Scruton is a pretentious right wing fascist elitist turd, who loves killing foxes and works for the secret police. I can think of nothing in his favour, other than that he likes philosophy and the countryside.
Both those quotations will have been translated from French, I’d guess, and possibly were quite hard to translate. They make sense to me.
It’s common knowledge that there is a fundamental rift between Continental and Anglo-American philosophy. Both have strengths and weaknesses.
Imo, probably, the main purpose of philosophy should be to attempt illuminate the human condition, or some aspect of it. The French school from which those two come, has been a fantastic resource, bringing masses of radical new views onto the world scene.
I’m not going to read Scruton’s piece, there’s too much other stuff going on, he’s nasty and dishonest.
The Basis of Pilgrimage as a Theological & Etymological Concept
Historically the term ‘pilgrim’ has been in use for centuries developing from the Classical Latin term ‘peregrinus’ , however initially this had quite different connotations from the term ‘pilgrim’ as we now understand it (Clark, 2004, 78).

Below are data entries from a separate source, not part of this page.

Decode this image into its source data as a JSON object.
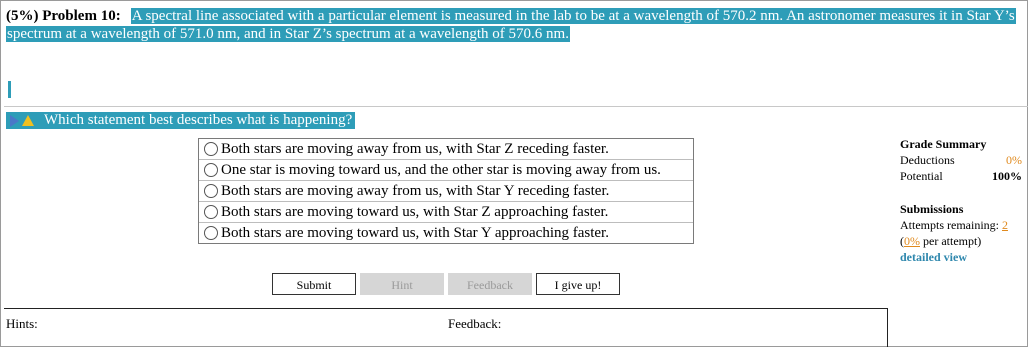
{
  "problem": {
    "weight": "(5%)",
    "label": "Problem 10:",
    "statement": "A spectral line associated with a particular element is measured in the lab to be at a wavelength of 570.2 nm. An astronomer measures it in Star Y’s spectrum at a wavelength of 571.0 nm, and in Star Z’s spectrum at a wavelength of 570.6 nm."
  },
  "question": {
    "text": "Which statement best describes what is happening?"
  },
  "choices": [
    "Both stars are moving away from us, with Star Z receding faster.",
    "One star is moving toward us, and the other star is moving away from us.",
    "Both stars are moving away from us, with Star Y receding faster.",
    "Both stars are moving toward us, with Star Z approaching faster.",
    "Both stars are moving toward us, with Star Y approaching faster."
  ],
  "buttons": {
    "submit": "Submit",
    "hint": "Hint",
    "feedback": "Feedback",
    "give_up": "I give up!"
  },
  "grade_summary": {
    "title": "Grade Summary",
    "deductions_label": "Deductions",
    "deductions_value": "0%",
    "potential_label": "Potential",
    "potential_value": "100%"
  },
  "submissions": {
    "title": "Submissions",
    "attempts_label": "Attempts remaining:",
    "attempts_value": "2",
    "per_attempt_open": "(",
    "per_attempt_value": "0%",
    "per_attempt_close": " per attempt)",
    "detailed_view": "detailed view"
  },
  "panels": {
    "hints_label": "Hints:",
    "feedback_label": "Feedback:"
  },
  "colors": {
    "highlight": "#2e9db8",
    "orange": "#e08a1e",
    "link": "#2e87ad"
  },
  "icons": {
    "play": "play-icon",
    "warning": "warning-icon"
  }
}
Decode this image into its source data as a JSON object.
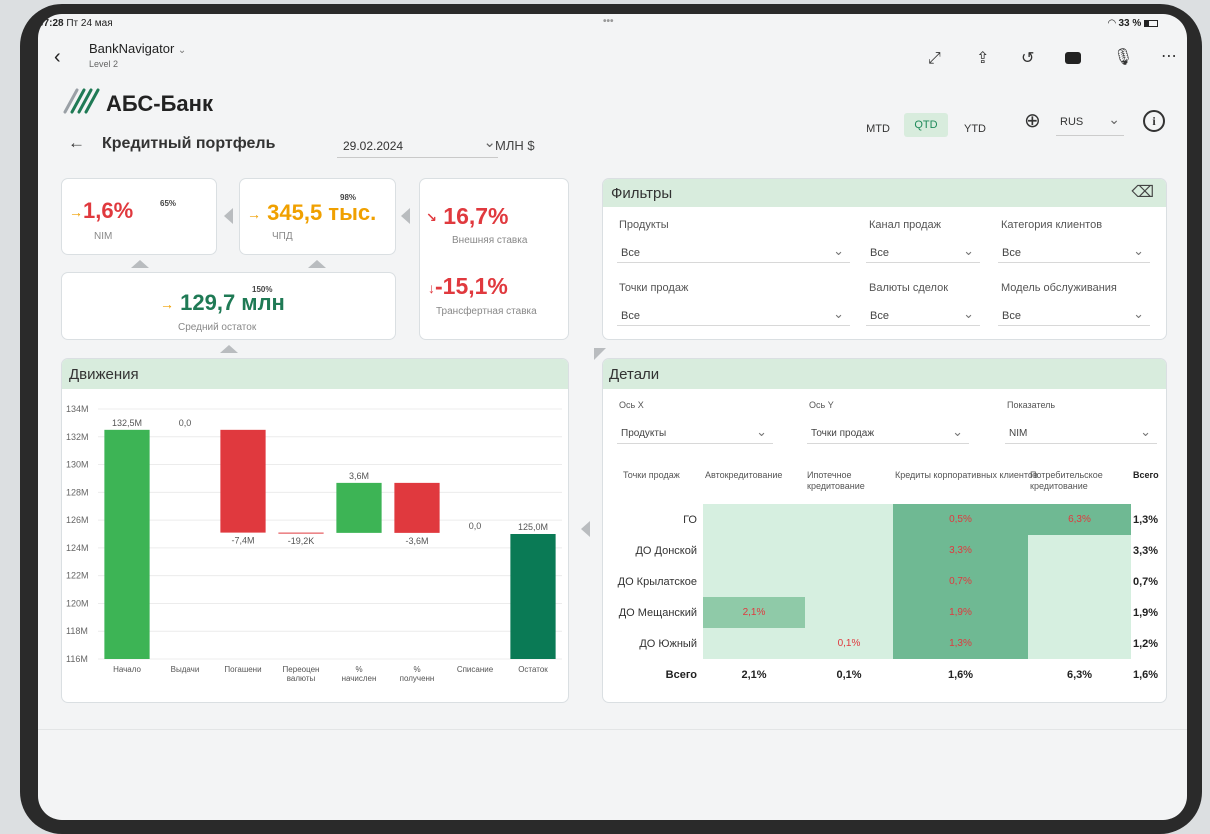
{
  "status_bar": {
    "time": "07:28",
    "date": "Пт 24 мая",
    "dots": "•••",
    "battery": "33 %"
  },
  "app": {
    "title": "BankNavigator",
    "subtitle": "Level 2"
  },
  "brand": {
    "name": "АБС-Банк"
  },
  "page": {
    "title": "Кредитный портфель",
    "date": "29.02.2024",
    "units": "МЛН $",
    "periods": [
      "MTD",
      "QTD",
      "YTD"
    ],
    "lang": "RUS"
  },
  "kpi": {
    "nim": {
      "value": "1,6%",
      "pct": "65%",
      "label": "NIM",
      "arrow": "→"
    },
    "chpd": {
      "value": "345,5 тыс.",
      "pct": "98%",
      "label": "ЧПД",
      "arrow": "→"
    },
    "ext": {
      "value": "16,7%",
      "label": "Внешняя ставка",
      "arrow": "↘"
    },
    "avg": {
      "value": "129,7 млн",
      "pct": "150%",
      "label": "Средний остаток",
      "arrow": "→"
    },
    "transfer": {
      "value": "-15,1%",
      "label": "Трансфертная ставка",
      "arrow": "↓"
    }
  },
  "filters": {
    "title": "Фильтры",
    "fields": [
      {
        "label": "Продукты",
        "value": "Все"
      },
      {
        "label": "Канал продаж",
        "value": "Все"
      },
      {
        "label": "Категория клиентов",
        "value": "Все"
      },
      {
        "label": "Точки продаж",
        "value": "Все"
      },
      {
        "label": "Валюты сделок",
        "value": "Все"
      },
      {
        "label": "Модель обслуживания",
        "value": "Все"
      }
    ]
  },
  "movements": {
    "title": "Движения"
  },
  "chart_data": {
    "type": "bar",
    "subtype": "waterfall",
    "y_tick_labels": [
      "116M",
      "118M",
      "120M",
      "122M",
      "124M",
      "126M",
      "128M",
      "130M",
      "132M",
      "134M"
    ],
    "ylim": [
      116,
      134
    ],
    "categories": [
      "Начало",
      "Выдачи",
      "Погашени",
      "Переоцен валюты",
      "% начислен",
      "% полученн",
      "Списание",
      "Остаток"
    ],
    "category_lines": [
      [
        "Начало"
      ],
      [
        "Выдачи"
      ],
      [
        "Погашени"
      ],
      [
        "Переоцен",
        "валюты"
      ],
      [
        "%",
        "начислен"
      ],
      [
        "%",
        "полученн"
      ],
      [
        "Списание"
      ],
      [
        "Остаток"
      ]
    ],
    "values": [
      132.5,
      0.0,
      -7.4,
      -0.0192,
      3.6,
      -3.6,
      0.0,
      125.0
    ],
    "data_labels": [
      "132,5M",
      "0,0",
      "-7,4M",
      "-19,2K",
      "3,6M",
      "-3,6M",
      "0,0",
      "125,0M"
    ],
    "colors": {
      "start": "#3db455",
      "increase": "#3db455",
      "decrease": "#e0393e",
      "total": "#0a7a55"
    },
    "grid": true
  },
  "details": {
    "title": "Детали",
    "axis_x": {
      "label": "Ось X",
      "value": "Продукты"
    },
    "axis_y": {
      "label": "Ось Y",
      "value": "Точки продаж"
    },
    "metric": {
      "label": "Показатель",
      "value": "NIM"
    },
    "table": {
      "corner": "Точки продаж",
      "columns": [
        "Автокредитование",
        "Ипотечное кредитование",
        "Кредиты корпоративных клиентов",
        "Потребительское кредитование",
        "Всего"
      ],
      "rows": [
        {
          "name": "ГО",
          "cells": [
            "",
            "",
            "0,5%",
            "6,3%"
          ],
          "total": "1,3%"
        },
        {
          "name": "ДО Донской",
          "cells": [
            "",
            "",
            "3,3%",
            ""
          ],
          "total": "3,3%"
        },
        {
          "name": "ДО Крылатское",
          "cells": [
            "",
            "",
            "0,7%",
            ""
          ],
          "total": "0,7%"
        },
        {
          "name": "ДО Мещанский",
          "cells": [
            "2,1%",
            "",
            "1,9%",
            ""
          ],
          "total": "1,9%"
        },
        {
          "name": "ДО Южный",
          "cells": [
            "",
            "0,1%",
            "1,3%",
            ""
          ],
          "total": "1,2%"
        }
      ],
      "total_row": {
        "name": "Всего",
        "cells": [
          "2,1%",
          "0,1%",
          "1,6%",
          "6,3%"
        ],
        "total": "1,6%"
      }
    }
  }
}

In an examination of Augustine’s ‘De Civitate Dei’
Gillian Clark suggests that ‘peregrinus’ originally meant becoming a stranger, or a foreigner in one’s own country(Clark, 2004, 78). This emphasises the monastic desire during these travels to adopt the ascetic qualities of the hermitic tradition ascribed by the Anchorites and the Desert Fathers; namely solitude, hardship and an unwavering devotion to God, undiluted by worldly distractions. By becoming a pilgrim or peregrinus one would cast off familial society, and assume the marginal role of a traveller. Before the concept of pilgrimage became so popular amongst the Medieval Christian laity, the early Christian peregrinus

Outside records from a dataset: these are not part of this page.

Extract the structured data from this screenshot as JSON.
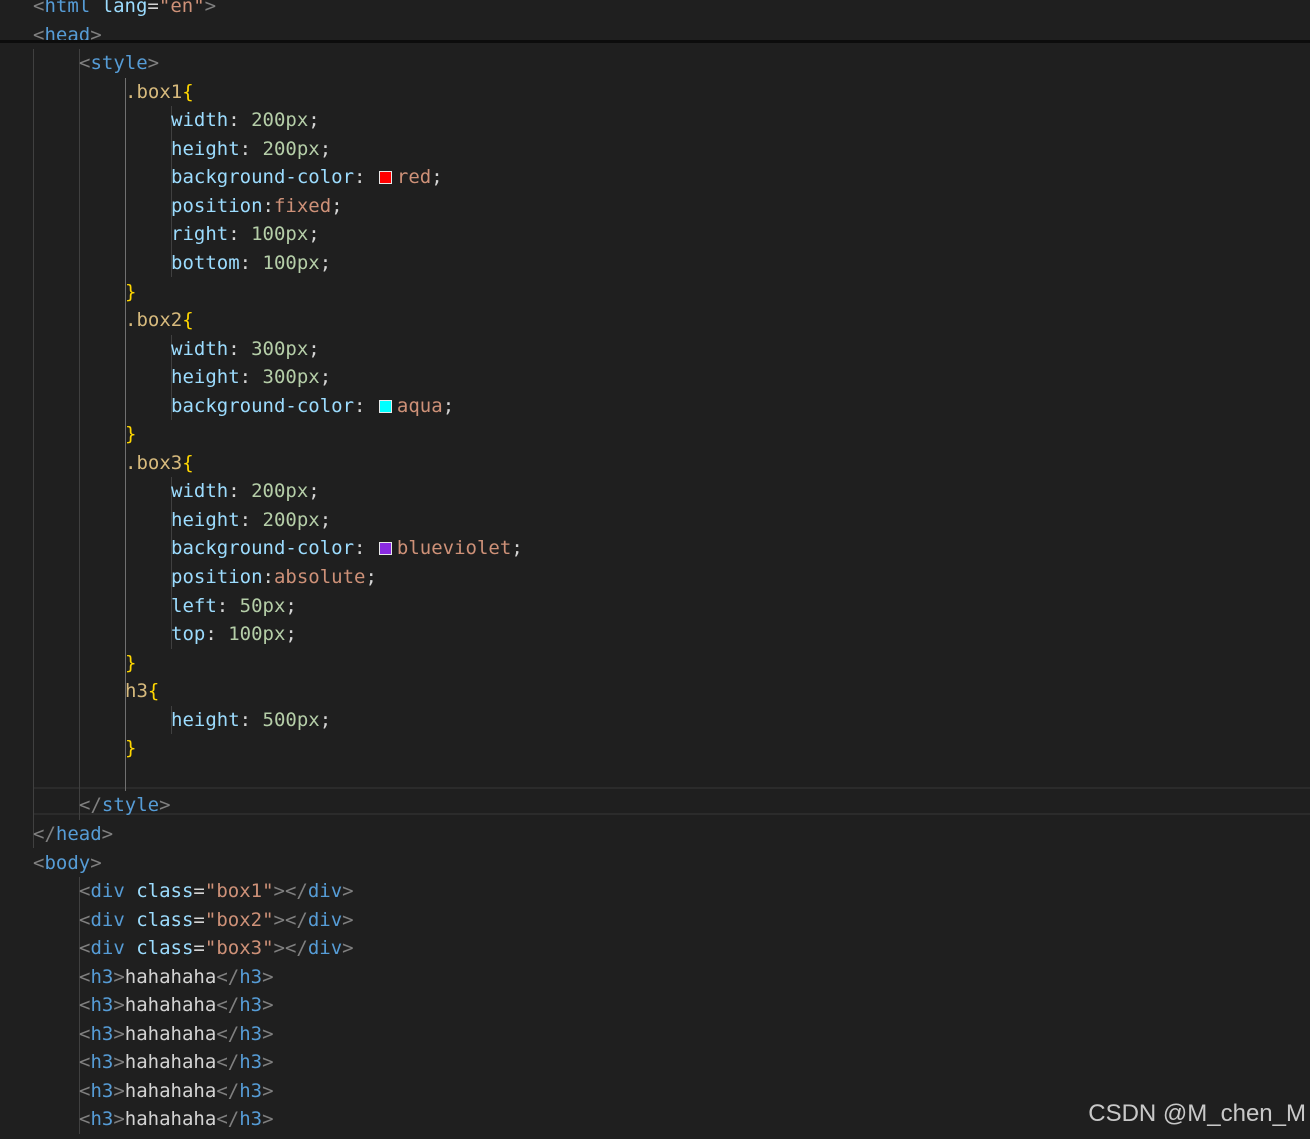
{
  "code": {
    "html_open_partial": "html lang=\"en\"",
    "head": "head",
    "style": "style",
    "rules": [
      {
        "selector": ".box1",
        "decls": [
          {
            "prop": "width",
            "sep": ": ",
            "value": "200px",
            "kind": "num"
          },
          {
            "prop": "height",
            "sep": ": ",
            "value": "200px",
            "kind": "num"
          },
          {
            "prop": "background-color",
            "sep": ": ",
            "value": "red",
            "kind": "kw",
            "swatch": "#ff0000"
          },
          {
            "prop": "position",
            "sep": ":",
            "value": "fixed",
            "kind": "kw"
          },
          {
            "prop": "right",
            "sep": ": ",
            "value": "100px",
            "kind": "num"
          },
          {
            "prop": "bottom",
            "sep": ": ",
            "value": "100px",
            "kind": "num"
          }
        ]
      },
      {
        "selector": ".box2",
        "decls": [
          {
            "prop": "width",
            "sep": ": ",
            "value": "300px",
            "kind": "num"
          },
          {
            "prop": "height",
            "sep": ": ",
            "value": "300px",
            "kind": "num"
          },
          {
            "prop": "background-color",
            "sep": ": ",
            "value": "aqua",
            "kind": "kw",
            "swatch": "#00ffff"
          }
        ]
      },
      {
        "selector": ".box3",
        "decls": [
          {
            "prop": "width",
            "sep": ": ",
            "value": "200px",
            "kind": "num"
          },
          {
            "prop": "height",
            "sep": ": ",
            "value": "200px",
            "kind": "num"
          },
          {
            "prop": "background-color",
            "sep": ": ",
            "value": "blueviolet",
            "kind": "kw",
            "swatch": "#8a2be2"
          },
          {
            "prop": "position",
            "sep": ":",
            "value": "absolute",
            "kind": "kw"
          },
          {
            "prop": "left",
            "sep": ": ",
            "value": "50px",
            "kind": "num"
          },
          {
            "prop": "top",
            "sep": ": ",
            "value": "100px",
            "kind": "num"
          }
        ]
      },
      {
        "selector": "h3",
        "decls": [
          {
            "prop": "height",
            "sep": ": ",
            "value": "500px",
            "kind": "num"
          }
        ]
      }
    ],
    "body": "body",
    "divs": [
      {
        "tag": "div",
        "attr": "class",
        "value": "\"box1\""
      },
      {
        "tag": "div",
        "attr": "class",
        "value": "\"box2\""
      },
      {
        "tag": "div",
        "attr": "class",
        "value": "\"box3\""
      }
    ],
    "headings": [
      {
        "tag": "h3",
        "text": "hahahaha"
      },
      {
        "tag": "h3",
        "text": "hahahaha"
      },
      {
        "tag": "h3",
        "text": "hahahaha"
      },
      {
        "tag": "h3",
        "text": "hahahaha"
      },
      {
        "tag": "h3",
        "text": "hahahaha"
      },
      {
        "tag": "h3",
        "text": "hahahaha"
      }
    ]
  },
  "watermark": "CSDN @M_chen_M"
}
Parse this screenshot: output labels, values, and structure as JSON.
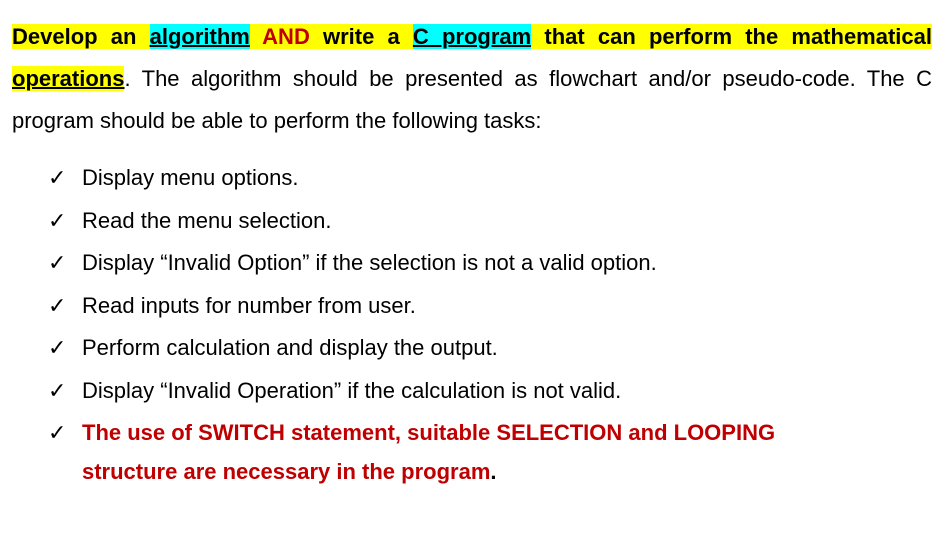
{
  "intro": {
    "develop_an": "Develop an ",
    "algorithm": "algorithm",
    "and": " AND ",
    "write_a": "write a ",
    "c_program": "C program",
    "perform_math": " that can perform the mathematical ",
    "operations": "operations",
    "period_the": ". The  algorithm should be presented as flowchart and/or pseudo-code. The C program should be able to perform the following tasks:"
  },
  "items": {
    "i1": "Display menu options.",
    "i2": "Read the menu selection.",
    "i3": "Display “Invalid Option” if the selection is not a valid option.",
    "i4": "Read inputs for number from user.",
    "i5": "Perform calculation and display the output.",
    "i6": "Display “Invalid Operation” if the calculation is not valid.",
    "i7a": "The use of SWITCH statement, suitable SELECTION and LOOPING ",
    "i7b": "structure are necessary in the program",
    "i7c": "."
  }
}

might have adopted a hermit-like mentality for the duration of the journey, shunning company as a distraction from their veneration and devotions (Clark, 2004,83). Monasticism as a manifestation of orthopraxis echoes the underlying concept of the peregrinus;to be an exile from the earthly profane world and pursue a path to God and Heavenly Jerusalem. As we shall see later in this paper, this aim was not solely reflected in physical journeys, but also in ‘spiritual pilgrimages’ by both monk and layperson alike.